British pharmaceuticals giant GlaxoSmithKline (GSK) is being investigated by the Serious Fraud Office (SFO) over the bribery allegations it faces in China, Poland and Iraq.
The SFO has said it has opened a criminal investigation “into the commercial practices of GlaxoSmithKline plc and its subsidiaries” and that it encourages “approaches from anyone with inside information on all our cases, including this one”.
The company responded in a statement, saying, “GSK is committed to operating its business to the highest ethical standards and will continue to cooperate fully with the SFO”.
GSK is allegedly accused of having bribed doctors in China to make them prescribe its drugs and it faces similar accusations in Poland, Iraq, Jordan and Lebanon.
Chinese authorities said last July that GSK employees had “confessed” to charges of corruption dating back to 2007. It was said that they allegedly transferred £323m illegally to travel agencies and consultancies, to create a “massive bribery network”.
Mark Reilly, GSK’s former head of China operations, was replaced shortly after the scandal arose and has been accused recently by Chinese police of having bribed doctors and government officials in Beijing and Shanghai.
In Lodz, Poland, 11 doctors and a GSK regional manager have been charged with corruption dating back to 2010, in relation to the prescription of asthma drug Seretide.
GSK frequently appears in ethical and sustainable investment funds. Mike Appleby of Alliance Trust Investments previously said the firm would continue support to the company as long as it was committed to cleaning up its operations.

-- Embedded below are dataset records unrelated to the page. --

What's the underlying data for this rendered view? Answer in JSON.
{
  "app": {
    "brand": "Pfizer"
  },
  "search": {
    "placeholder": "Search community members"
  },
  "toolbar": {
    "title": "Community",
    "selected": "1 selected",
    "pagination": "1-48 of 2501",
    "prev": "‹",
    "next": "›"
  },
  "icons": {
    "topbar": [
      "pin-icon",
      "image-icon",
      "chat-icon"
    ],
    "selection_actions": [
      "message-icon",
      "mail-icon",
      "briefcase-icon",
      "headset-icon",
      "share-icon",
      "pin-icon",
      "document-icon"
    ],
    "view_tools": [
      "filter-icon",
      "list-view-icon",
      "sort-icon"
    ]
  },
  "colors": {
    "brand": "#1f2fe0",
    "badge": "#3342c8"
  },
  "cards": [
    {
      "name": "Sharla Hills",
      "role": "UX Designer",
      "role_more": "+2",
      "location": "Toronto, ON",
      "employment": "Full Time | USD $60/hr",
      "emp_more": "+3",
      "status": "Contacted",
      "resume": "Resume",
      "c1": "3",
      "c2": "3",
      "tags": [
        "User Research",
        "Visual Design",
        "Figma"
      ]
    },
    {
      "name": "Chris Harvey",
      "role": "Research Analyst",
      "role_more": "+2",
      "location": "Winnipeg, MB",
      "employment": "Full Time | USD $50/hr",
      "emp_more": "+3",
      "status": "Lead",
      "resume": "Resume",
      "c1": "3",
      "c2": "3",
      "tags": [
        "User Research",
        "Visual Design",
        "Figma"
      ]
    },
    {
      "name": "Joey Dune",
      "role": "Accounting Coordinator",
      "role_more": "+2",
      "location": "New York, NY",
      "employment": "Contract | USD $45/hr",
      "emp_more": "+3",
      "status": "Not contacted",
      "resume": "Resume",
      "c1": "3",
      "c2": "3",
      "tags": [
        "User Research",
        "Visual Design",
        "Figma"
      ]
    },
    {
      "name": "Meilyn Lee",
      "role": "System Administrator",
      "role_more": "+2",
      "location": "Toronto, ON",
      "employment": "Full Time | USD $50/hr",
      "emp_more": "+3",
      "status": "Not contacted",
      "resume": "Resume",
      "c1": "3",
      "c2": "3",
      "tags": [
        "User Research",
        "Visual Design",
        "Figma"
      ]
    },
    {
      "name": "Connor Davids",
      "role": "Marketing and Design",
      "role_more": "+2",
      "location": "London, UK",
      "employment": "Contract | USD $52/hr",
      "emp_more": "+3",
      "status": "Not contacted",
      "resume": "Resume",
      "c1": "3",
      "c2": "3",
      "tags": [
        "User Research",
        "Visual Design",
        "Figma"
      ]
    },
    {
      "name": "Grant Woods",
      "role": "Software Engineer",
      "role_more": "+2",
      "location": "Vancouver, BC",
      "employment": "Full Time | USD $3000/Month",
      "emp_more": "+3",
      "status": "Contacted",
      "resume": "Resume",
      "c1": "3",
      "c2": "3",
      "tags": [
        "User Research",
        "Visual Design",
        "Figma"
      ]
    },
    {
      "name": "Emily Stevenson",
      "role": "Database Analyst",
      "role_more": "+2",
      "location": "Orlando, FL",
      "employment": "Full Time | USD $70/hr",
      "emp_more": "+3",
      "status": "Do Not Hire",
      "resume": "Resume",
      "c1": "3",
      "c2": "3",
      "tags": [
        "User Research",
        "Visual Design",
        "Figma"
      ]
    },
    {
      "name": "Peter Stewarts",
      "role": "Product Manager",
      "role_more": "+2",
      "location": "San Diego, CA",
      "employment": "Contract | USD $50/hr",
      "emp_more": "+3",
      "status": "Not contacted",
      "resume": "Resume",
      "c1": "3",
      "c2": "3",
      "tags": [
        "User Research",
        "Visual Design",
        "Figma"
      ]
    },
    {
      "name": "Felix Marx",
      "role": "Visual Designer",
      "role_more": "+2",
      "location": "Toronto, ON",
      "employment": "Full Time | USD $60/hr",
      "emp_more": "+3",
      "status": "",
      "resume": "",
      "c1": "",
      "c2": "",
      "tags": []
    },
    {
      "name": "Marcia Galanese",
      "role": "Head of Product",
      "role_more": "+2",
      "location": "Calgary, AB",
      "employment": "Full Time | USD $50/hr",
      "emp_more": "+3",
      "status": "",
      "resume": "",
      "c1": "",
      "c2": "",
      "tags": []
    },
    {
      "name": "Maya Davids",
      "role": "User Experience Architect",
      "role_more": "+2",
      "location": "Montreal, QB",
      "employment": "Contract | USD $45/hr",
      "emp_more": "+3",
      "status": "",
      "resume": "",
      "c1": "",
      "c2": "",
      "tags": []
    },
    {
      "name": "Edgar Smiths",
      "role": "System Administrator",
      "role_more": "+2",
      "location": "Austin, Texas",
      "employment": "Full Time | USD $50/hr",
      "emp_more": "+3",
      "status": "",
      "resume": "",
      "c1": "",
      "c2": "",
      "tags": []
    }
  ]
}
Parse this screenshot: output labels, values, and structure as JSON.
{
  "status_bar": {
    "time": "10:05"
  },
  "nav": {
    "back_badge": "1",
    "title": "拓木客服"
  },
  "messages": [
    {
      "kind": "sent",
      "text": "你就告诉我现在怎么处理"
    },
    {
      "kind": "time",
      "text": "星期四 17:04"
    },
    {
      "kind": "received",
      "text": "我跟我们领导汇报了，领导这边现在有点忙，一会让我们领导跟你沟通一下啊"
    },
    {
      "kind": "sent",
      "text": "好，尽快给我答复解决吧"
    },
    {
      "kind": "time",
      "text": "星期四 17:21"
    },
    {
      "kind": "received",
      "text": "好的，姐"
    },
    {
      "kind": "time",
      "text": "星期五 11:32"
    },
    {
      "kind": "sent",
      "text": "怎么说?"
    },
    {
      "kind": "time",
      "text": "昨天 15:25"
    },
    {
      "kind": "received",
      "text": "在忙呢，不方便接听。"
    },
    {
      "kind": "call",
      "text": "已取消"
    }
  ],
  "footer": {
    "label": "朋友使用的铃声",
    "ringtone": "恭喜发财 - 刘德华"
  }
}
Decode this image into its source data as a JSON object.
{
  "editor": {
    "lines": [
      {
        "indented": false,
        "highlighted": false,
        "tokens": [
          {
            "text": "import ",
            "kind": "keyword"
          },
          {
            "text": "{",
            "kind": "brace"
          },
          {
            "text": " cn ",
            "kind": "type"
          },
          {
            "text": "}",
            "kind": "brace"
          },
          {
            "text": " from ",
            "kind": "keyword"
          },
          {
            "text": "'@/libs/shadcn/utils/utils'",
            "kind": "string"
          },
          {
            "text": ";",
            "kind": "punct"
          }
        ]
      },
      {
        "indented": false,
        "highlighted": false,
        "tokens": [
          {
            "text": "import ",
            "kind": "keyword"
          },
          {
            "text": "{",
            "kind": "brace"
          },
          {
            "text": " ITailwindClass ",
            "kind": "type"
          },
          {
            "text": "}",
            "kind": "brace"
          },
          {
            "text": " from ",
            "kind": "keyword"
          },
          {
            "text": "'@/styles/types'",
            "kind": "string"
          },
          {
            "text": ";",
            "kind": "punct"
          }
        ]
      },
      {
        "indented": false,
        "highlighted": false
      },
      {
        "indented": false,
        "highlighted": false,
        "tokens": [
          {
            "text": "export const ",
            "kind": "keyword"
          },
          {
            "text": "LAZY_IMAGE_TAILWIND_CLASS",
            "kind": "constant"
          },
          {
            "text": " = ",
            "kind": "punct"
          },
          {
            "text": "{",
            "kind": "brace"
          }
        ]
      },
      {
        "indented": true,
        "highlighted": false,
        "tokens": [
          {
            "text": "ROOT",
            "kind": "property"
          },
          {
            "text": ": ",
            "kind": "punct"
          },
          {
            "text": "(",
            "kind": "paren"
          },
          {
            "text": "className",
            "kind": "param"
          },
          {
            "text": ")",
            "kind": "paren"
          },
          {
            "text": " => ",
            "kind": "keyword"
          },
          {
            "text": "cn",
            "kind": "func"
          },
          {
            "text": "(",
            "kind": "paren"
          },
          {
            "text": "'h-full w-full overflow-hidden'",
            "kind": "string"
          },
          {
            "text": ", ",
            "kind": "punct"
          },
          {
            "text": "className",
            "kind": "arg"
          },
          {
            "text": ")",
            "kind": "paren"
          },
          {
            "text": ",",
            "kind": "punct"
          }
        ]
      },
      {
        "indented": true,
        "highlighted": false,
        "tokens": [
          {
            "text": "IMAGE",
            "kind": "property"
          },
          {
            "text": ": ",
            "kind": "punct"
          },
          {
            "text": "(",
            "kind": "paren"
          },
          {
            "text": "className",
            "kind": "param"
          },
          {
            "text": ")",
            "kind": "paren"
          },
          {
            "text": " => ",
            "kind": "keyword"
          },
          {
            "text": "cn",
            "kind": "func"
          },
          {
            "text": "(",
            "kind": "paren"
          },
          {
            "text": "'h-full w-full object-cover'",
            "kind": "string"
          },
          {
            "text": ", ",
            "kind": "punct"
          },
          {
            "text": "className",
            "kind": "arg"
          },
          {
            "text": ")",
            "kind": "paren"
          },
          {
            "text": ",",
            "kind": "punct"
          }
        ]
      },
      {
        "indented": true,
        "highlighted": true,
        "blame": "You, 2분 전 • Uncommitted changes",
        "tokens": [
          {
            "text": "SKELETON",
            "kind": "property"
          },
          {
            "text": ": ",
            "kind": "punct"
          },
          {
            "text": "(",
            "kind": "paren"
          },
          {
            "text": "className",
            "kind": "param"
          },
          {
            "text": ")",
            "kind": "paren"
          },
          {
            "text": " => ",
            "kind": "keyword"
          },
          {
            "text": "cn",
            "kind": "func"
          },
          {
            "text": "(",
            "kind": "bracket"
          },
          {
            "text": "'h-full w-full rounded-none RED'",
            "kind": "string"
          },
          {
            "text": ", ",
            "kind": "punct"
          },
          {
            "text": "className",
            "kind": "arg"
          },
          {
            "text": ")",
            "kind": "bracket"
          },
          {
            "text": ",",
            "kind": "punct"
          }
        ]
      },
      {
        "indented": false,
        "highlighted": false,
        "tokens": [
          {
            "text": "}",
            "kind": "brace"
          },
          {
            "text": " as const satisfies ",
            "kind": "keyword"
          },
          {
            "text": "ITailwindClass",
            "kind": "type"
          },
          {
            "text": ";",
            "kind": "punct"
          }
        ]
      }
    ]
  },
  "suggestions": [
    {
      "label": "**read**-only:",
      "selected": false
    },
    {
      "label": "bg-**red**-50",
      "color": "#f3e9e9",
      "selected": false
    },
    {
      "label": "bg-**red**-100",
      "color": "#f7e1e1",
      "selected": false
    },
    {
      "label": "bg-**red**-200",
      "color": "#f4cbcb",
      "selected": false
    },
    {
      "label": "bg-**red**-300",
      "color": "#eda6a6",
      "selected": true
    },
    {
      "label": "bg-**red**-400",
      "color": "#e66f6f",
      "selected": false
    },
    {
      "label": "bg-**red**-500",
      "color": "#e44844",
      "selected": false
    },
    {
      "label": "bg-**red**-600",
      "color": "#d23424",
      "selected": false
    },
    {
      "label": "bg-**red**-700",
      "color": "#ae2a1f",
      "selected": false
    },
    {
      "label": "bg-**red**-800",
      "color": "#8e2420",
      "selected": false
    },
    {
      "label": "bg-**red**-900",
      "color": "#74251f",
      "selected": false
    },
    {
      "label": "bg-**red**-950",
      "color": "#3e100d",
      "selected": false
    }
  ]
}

Recent new guidelines set by the Sentencing Council could make penalties faced by companies accused of bribery much tougher, because they would focus on the harm done to victims rather than on financial losses.
Photo: Ian Wilson via Flickr